_YOUR OBJECTIVE_.
Identify every line in the records below that contains the word "systém", and copy each of those lines.
===== DATA EXCERPTS
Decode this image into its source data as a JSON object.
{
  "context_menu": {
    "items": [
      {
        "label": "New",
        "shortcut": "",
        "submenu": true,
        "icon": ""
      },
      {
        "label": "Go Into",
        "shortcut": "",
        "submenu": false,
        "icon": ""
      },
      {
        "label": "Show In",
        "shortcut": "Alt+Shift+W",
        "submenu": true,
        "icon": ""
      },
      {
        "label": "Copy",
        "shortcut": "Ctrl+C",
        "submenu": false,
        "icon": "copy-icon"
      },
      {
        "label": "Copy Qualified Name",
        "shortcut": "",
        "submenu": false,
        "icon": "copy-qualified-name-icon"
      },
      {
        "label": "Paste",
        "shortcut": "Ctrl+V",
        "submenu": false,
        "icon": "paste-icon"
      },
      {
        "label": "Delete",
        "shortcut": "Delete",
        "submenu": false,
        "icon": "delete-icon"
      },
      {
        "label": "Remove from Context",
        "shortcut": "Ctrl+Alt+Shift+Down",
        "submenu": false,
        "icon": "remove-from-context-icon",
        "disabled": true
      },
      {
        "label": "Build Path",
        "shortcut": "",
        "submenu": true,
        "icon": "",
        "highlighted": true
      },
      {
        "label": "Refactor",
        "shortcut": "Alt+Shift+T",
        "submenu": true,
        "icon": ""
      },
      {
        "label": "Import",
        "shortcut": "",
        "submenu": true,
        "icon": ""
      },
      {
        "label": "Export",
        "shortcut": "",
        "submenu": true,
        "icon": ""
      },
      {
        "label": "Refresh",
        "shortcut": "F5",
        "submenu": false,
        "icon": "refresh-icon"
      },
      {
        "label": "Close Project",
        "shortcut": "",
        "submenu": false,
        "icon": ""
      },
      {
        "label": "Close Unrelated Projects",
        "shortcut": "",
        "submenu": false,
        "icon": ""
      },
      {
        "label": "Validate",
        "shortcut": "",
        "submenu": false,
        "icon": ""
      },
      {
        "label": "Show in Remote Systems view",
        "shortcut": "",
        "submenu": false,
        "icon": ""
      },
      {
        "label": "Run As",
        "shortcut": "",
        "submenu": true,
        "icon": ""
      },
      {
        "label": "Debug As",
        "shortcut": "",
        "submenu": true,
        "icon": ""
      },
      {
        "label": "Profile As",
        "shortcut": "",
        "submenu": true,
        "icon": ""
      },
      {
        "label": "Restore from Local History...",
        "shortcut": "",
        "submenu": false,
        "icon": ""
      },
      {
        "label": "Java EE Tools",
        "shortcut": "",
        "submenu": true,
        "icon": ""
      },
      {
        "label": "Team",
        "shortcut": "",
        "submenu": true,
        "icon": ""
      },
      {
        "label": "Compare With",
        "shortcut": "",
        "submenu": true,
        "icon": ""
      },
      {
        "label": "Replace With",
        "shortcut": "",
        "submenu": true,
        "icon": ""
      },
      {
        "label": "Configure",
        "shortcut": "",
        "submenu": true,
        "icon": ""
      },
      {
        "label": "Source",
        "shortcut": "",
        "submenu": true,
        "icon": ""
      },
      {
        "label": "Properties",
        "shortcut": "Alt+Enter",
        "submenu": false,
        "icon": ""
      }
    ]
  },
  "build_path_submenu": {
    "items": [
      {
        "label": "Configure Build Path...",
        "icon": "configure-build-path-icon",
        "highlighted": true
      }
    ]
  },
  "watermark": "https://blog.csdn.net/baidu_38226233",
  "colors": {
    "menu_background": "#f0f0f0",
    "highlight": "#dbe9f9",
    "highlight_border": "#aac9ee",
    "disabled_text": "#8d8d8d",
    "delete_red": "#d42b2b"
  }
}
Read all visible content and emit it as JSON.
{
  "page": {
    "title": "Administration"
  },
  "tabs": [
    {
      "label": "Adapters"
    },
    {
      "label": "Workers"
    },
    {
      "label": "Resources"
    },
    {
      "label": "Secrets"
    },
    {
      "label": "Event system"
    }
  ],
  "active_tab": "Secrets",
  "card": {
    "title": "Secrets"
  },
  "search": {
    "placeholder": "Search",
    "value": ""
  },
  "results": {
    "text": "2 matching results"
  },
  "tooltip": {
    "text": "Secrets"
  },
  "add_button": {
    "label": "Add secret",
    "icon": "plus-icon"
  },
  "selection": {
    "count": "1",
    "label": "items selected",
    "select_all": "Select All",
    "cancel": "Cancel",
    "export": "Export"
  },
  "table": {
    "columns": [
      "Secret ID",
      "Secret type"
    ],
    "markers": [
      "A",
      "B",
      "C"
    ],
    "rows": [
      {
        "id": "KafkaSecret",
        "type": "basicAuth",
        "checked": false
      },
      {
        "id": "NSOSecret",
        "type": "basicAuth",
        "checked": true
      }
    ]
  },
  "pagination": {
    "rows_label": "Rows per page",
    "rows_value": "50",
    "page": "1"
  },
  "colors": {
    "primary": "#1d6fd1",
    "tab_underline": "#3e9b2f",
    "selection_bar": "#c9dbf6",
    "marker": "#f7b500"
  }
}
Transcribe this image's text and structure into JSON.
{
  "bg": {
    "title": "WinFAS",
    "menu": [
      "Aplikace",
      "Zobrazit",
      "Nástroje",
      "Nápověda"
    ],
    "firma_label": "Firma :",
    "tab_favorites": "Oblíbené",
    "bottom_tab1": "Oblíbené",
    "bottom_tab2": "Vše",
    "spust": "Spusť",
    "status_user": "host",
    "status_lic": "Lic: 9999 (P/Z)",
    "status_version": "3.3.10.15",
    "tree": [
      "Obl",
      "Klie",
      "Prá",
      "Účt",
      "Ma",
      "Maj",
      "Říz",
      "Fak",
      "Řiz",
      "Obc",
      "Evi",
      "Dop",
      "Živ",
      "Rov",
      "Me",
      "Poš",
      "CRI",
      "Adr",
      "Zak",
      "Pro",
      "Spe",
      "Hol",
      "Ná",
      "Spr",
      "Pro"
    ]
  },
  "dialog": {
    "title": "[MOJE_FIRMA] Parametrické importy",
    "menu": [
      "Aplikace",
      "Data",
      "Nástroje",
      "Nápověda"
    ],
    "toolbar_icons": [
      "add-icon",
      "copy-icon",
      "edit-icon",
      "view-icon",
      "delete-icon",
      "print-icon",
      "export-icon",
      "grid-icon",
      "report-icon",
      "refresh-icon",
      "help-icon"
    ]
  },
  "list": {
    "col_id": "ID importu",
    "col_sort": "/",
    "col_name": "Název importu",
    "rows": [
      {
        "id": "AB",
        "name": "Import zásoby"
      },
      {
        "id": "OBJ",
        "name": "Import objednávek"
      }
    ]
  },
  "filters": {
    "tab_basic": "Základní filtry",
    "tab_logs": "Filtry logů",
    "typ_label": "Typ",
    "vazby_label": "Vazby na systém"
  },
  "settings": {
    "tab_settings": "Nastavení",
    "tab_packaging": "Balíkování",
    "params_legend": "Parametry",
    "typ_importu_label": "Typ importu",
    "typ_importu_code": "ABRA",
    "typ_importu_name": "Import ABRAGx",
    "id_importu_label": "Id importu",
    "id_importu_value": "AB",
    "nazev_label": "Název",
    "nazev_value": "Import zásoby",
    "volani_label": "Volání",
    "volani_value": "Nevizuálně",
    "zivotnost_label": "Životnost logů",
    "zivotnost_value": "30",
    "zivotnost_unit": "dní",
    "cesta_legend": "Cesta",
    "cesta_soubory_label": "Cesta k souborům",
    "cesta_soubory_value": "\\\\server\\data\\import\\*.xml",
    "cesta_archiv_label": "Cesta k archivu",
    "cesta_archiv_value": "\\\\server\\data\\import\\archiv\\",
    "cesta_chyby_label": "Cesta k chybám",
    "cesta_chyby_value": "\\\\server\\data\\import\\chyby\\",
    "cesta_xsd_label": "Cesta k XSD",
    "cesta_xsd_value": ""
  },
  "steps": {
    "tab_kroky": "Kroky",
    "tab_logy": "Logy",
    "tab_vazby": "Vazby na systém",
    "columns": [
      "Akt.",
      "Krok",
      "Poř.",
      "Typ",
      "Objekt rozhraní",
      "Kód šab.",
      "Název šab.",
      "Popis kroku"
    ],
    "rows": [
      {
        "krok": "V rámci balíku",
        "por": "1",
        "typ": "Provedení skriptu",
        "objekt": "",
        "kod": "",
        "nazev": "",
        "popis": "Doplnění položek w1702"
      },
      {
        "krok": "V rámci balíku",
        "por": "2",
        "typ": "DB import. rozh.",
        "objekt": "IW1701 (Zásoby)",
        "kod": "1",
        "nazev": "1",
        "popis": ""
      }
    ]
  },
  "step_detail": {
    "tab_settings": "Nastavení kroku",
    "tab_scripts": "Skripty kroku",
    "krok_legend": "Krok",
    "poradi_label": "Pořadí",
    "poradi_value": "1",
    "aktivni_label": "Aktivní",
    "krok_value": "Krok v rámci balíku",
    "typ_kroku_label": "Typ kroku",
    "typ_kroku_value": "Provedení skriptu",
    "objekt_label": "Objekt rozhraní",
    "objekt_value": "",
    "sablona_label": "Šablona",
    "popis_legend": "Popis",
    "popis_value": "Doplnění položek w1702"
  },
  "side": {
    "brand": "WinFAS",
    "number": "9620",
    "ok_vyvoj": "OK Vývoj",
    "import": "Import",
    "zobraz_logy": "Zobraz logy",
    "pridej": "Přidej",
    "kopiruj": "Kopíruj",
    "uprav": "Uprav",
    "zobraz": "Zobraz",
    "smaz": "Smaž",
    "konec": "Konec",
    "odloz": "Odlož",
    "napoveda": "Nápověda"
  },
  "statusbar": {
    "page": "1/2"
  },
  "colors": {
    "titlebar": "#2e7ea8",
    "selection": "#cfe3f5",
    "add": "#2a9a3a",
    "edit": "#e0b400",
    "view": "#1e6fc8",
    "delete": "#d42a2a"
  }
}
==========
_EXERCISE RESULT_.
    "vazby_label": "Vazby na systém"
    "tab_vazby": "Vazby na systém",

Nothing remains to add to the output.